- The task: Could the records be returned exactly, with the pictures left out?

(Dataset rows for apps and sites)

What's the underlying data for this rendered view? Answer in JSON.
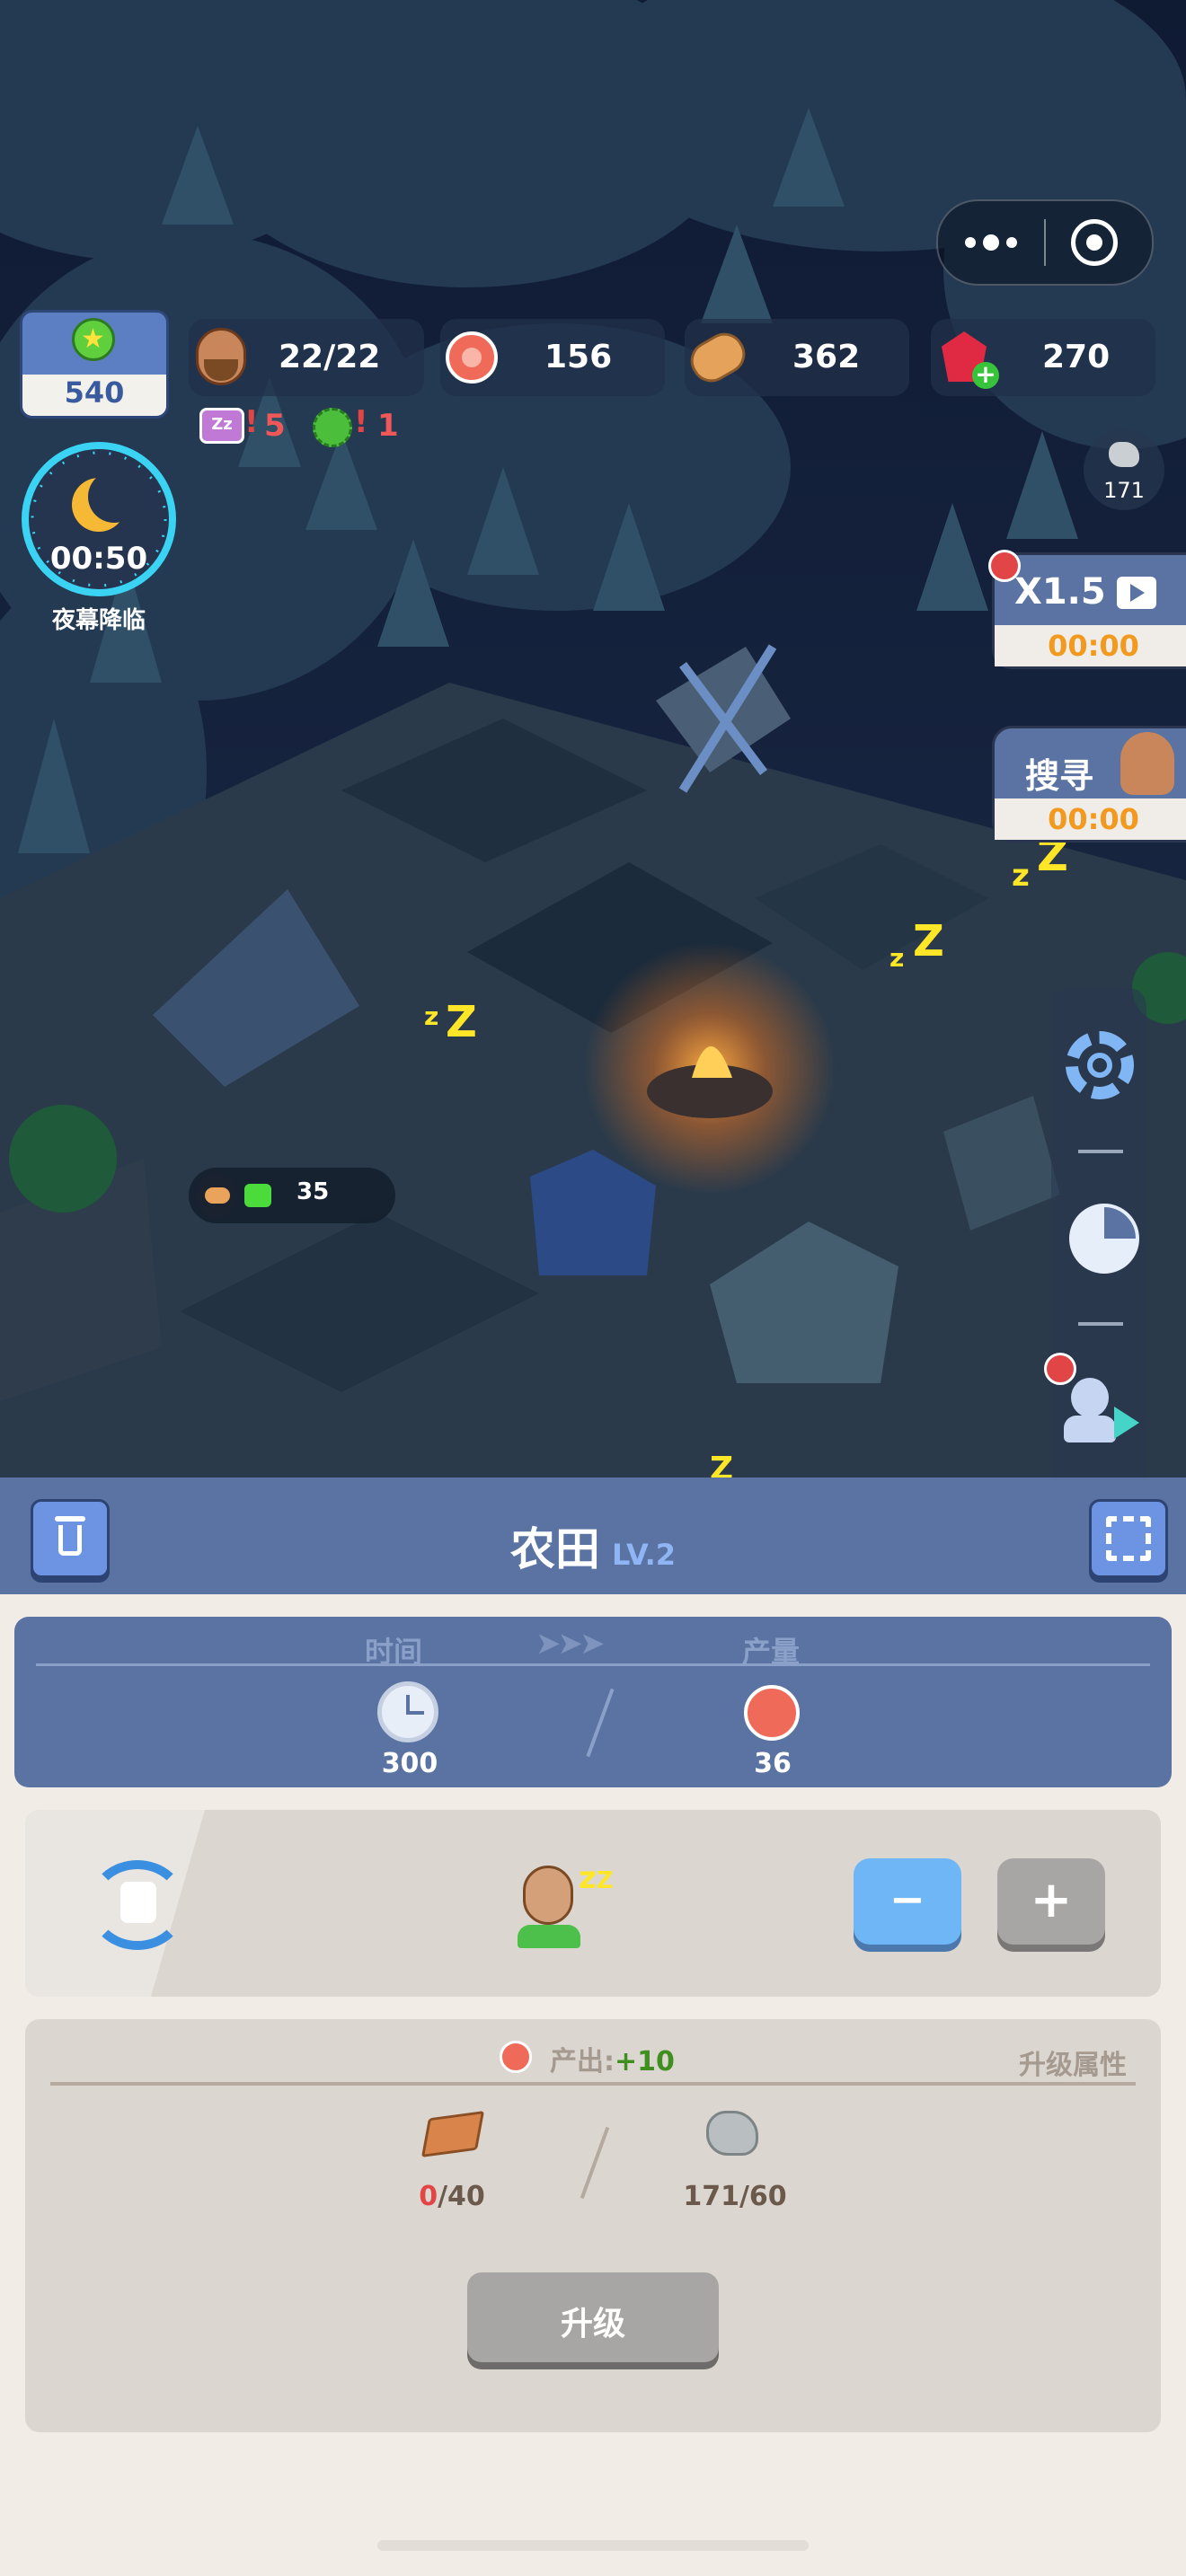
{
  "hud": {
    "rank_value": "540",
    "population": "22/22",
    "meat": "156",
    "wood": "362",
    "gems": "270",
    "sleep_count": "5",
    "sick_count": "1",
    "night_timer": "00:50",
    "night_label": "夜幕降临",
    "stone_count": "171",
    "boost_label": "X1.5",
    "boost_timer": "00:00",
    "search_label": "搜寻",
    "search_timer": "00:00",
    "worker_count": "35"
  },
  "colors": {
    "accent_blue": "#6d93e3",
    "header_blue": "#5a73a2",
    "green": "#3f8f1e",
    "red": "#e24545",
    "gold": "#f2b635"
  },
  "panel": {
    "title": "农田",
    "level": "LV.2",
    "production": {
      "time_label": "时间",
      "output_label": "产量",
      "time_value": "300",
      "output_value": "36"
    },
    "workers": {
      "minus_label": "−",
      "plus_label": "+"
    },
    "upgrade": {
      "output_label": "产出:",
      "output_bonus": "+10",
      "attr_label": "升级属性",
      "wood_have": "0",
      "wood_need": "/40",
      "stone_req": "171/60",
      "button_label": "升级"
    }
  }
}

- Response:
What's the underlying data for this rendered view? Answer in JSON.
{
  "hud": {
    "rank_value": "540",
    "population": "22/22",
    "meat": "156",
    "wood": "362",
    "gems": "270",
    "sleep_count": "5",
    "sick_count": "1",
    "night_timer": "00:50",
    "night_label": "夜幕降临",
    "stone_count": "171",
    "boost_label": "X1.5",
    "boost_timer": "00:00",
    "search_label": "搜寻",
    "search_timer": "00:00",
    "worker_count": "35"
  },
  "colors": {
    "accent_blue": "#6d93e3",
    "header_blue": "#5a73a2",
    "green": "#3f8f1e",
    "red": "#e24545",
    "gold": "#f2b635"
  },
  "panel": {
    "title": "农田",
    "level": "LV.2",
    "production": {
      "time_label": "时间",
      "output_label": "产量",
      "time_value": "300",
      "output_value": "36"
    },
    "workers": {
      "minus_label": "−",
      "plus_label": "+"
    },
    "upgrade": {
      "output_label": "产出:",
      "output_bonus": "+10",
      "attr_label": "升级属性",
      "wood_have": "0",
      "wood_need": "/40",
      "stone_req": "171/60",
      "button_label": "升级"
    }
  }
}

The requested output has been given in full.